                                                                                                            Ideas for skits, says Ferris, come to him any time of night or day, now that he has "stopped working at any legitimate job. I watch a lot of television. But most of the time, I meander around the streets and just think.I thought of the oddest things. Of the shape of the room, of the cracks in the ceiling, of the paper on the walls, of the flaws in the window-glass making ripples and dimples on the prospect, of the washing-stand being rickety on its three legs, and having a discontented something about it, which reminded me of Mrs. Gummidge under the influence of the old one. I was crying all the time, but, except that I was conscious of being cold and dejected, I am sure I never thought why I cried. At last in my desolation I began to consider that I was dreadfully in love with little Em'ly, and had been torn away from her to come here where no one seemed to want me, or to care about me, half as much as she did. This made such a very miserable piece of business of it, that I rolled myself up in a corner of the counterpane, and cried myself to sleep.



                                                                                                                                                              • 15 The American Senator and Popenjoy have appeared, each with fair success. Neither of them has encountered that reproach which, in regard to The Prime Minister, seemed to tell me that my work as a novelist should be brought to a close. And yet I feel assured that they are very inferior to The Prime Minister.

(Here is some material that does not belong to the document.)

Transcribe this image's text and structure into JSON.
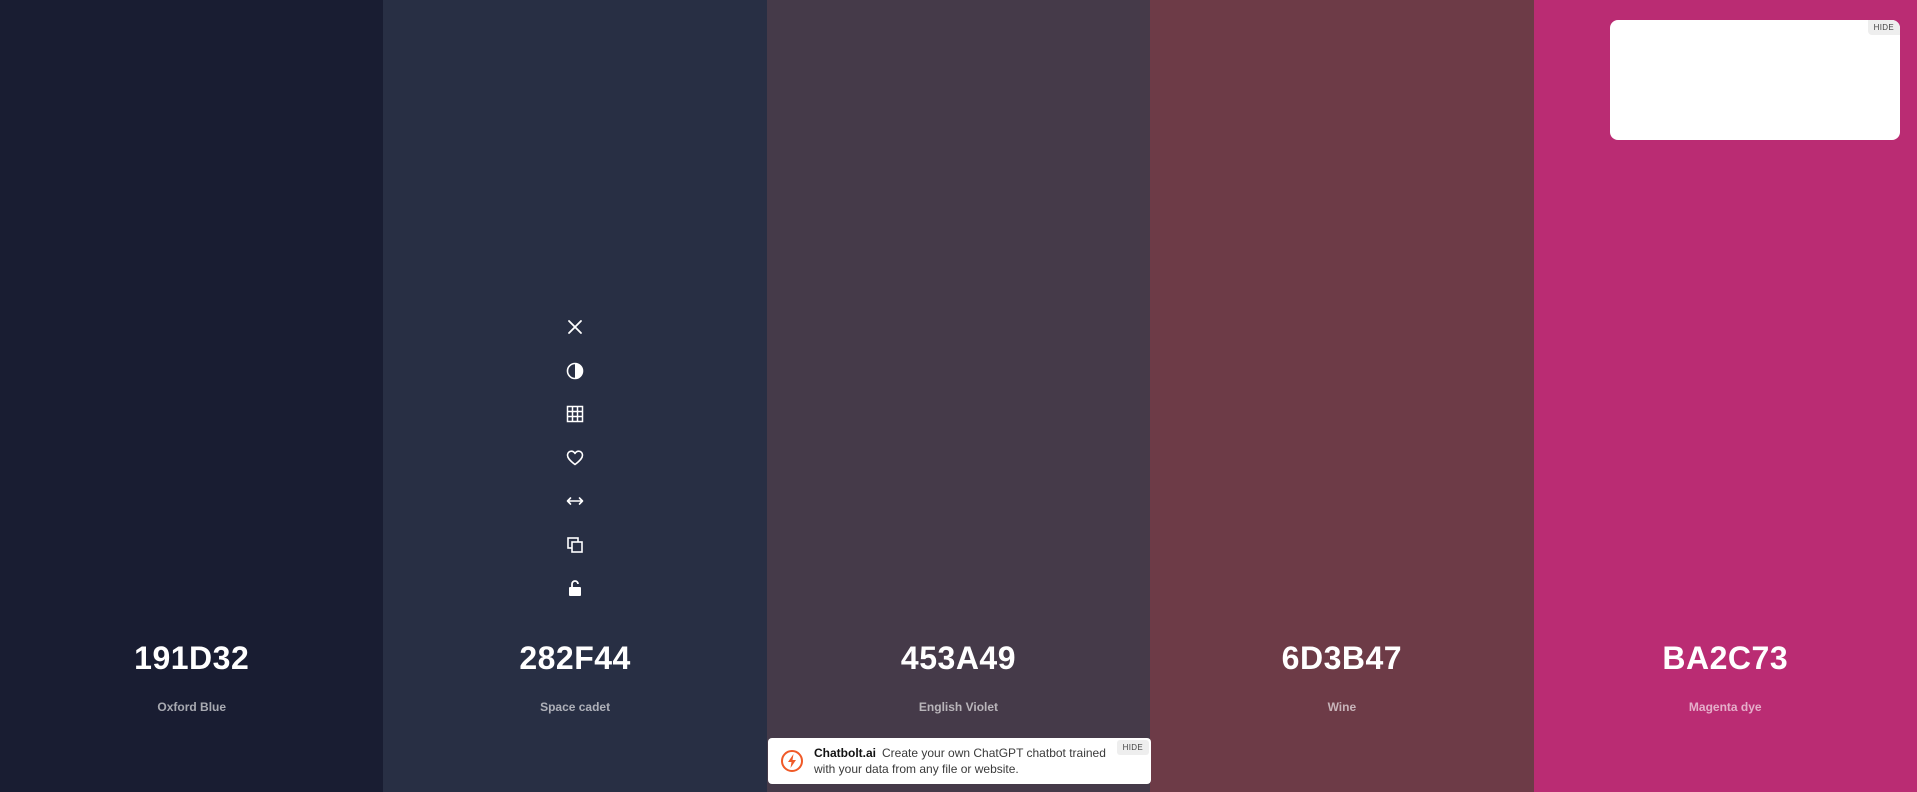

                                                                                                                                                                AND INDIA.